Updated: Oct 26, 2020
The entire world changed in front of our eyes, and we’re just reaching the halfway mark of 2020. While we were still dealing with the growing COVID-19 pandemic, the murder of George Floyd sparked a revolution to end police brutality, specifically the killing of unarmed black men & women.
The dark side of America and it’s violent, prejudice undertones shined brightly on public display. Large media outlets and companies have to pick a side between the people fighting against justice & the Police Department and the government, which seemingly supports the murders of their innocent citizens.
Every industry has been affected by the turmoil that we have gone through in the past six months. One of the more significant industries is also due to be under reconstruction: the music business.
Whether you’re Taylor Swift & Drake or a kid in Wisconsin making music in your bedroom, every artist out there is having to study the landscape and change their gameplan. With most of America still fearing the coronavirus, it looks as if concerts and festivals are slow to start back up. Most artists are making little money off streaming music alone, so canceling all live performances is hitting the pockets of many creatives worldwide.
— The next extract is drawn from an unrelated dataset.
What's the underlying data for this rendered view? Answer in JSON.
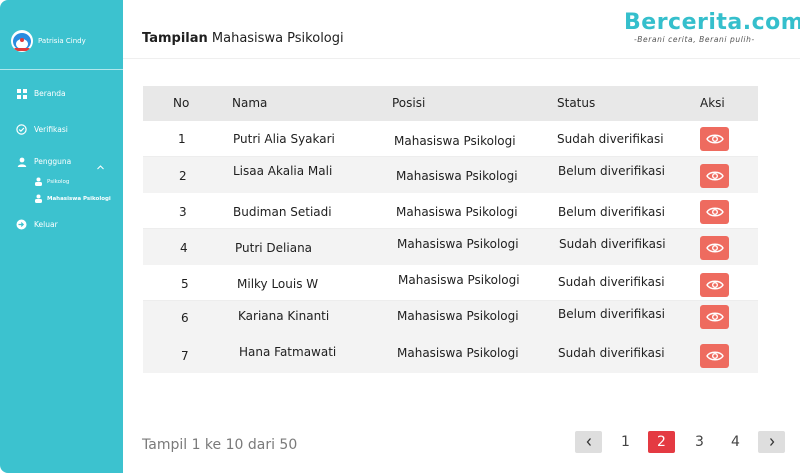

For the first time in years, celebrities and artists of every stature have to promote and engage with their fans via social media. While this was very entertaining, many well-known figures had to put their personalities and views in front of everyone, and many witnessed their offensive and out-of-touch thinking. Even the most influential people aren’t protected by that power anymore. Celebrity culture is starting to go extinct. They can no longer hide behind their money and fame.
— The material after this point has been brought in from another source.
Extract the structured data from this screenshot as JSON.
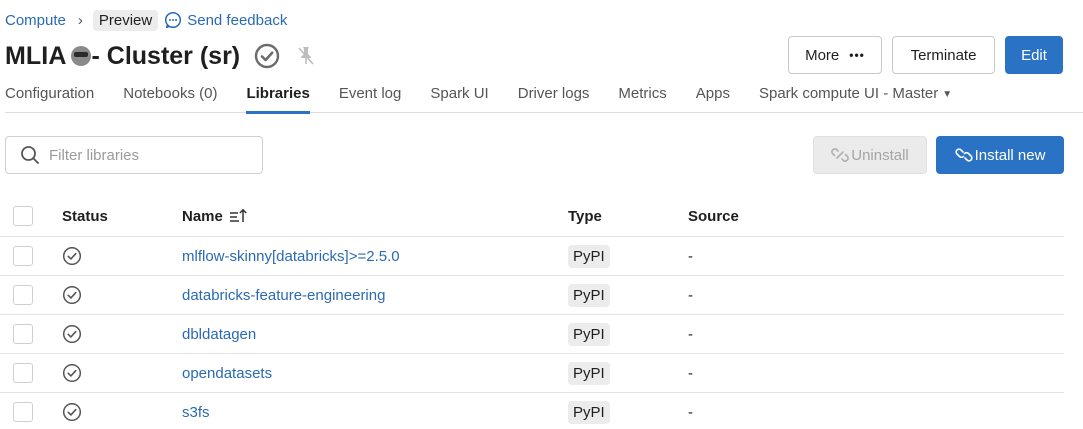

So if you’re a music artist, what do you do from here? Are you using your platform responsibly and using your voice to shine a light against injustice for black people in America? Or are you just going to fall back and wait until everything is normal, keep your stance to yourself, and go back to business as usual?
Some musicians have been conscious of the message they put into their music. One of the biggest songs is Atlanta rapper Lil Baby’s “The Bigger Picture.” Even large corporations are starting to follow suit with taking a stance.
On June 28, 2020, BET aired its first-ever virtual award show. Although questioned, the virtual “live performances” were a success. DaBaby, Roddy Ricch, and Alicia Keys made sure to preach their message during their performances.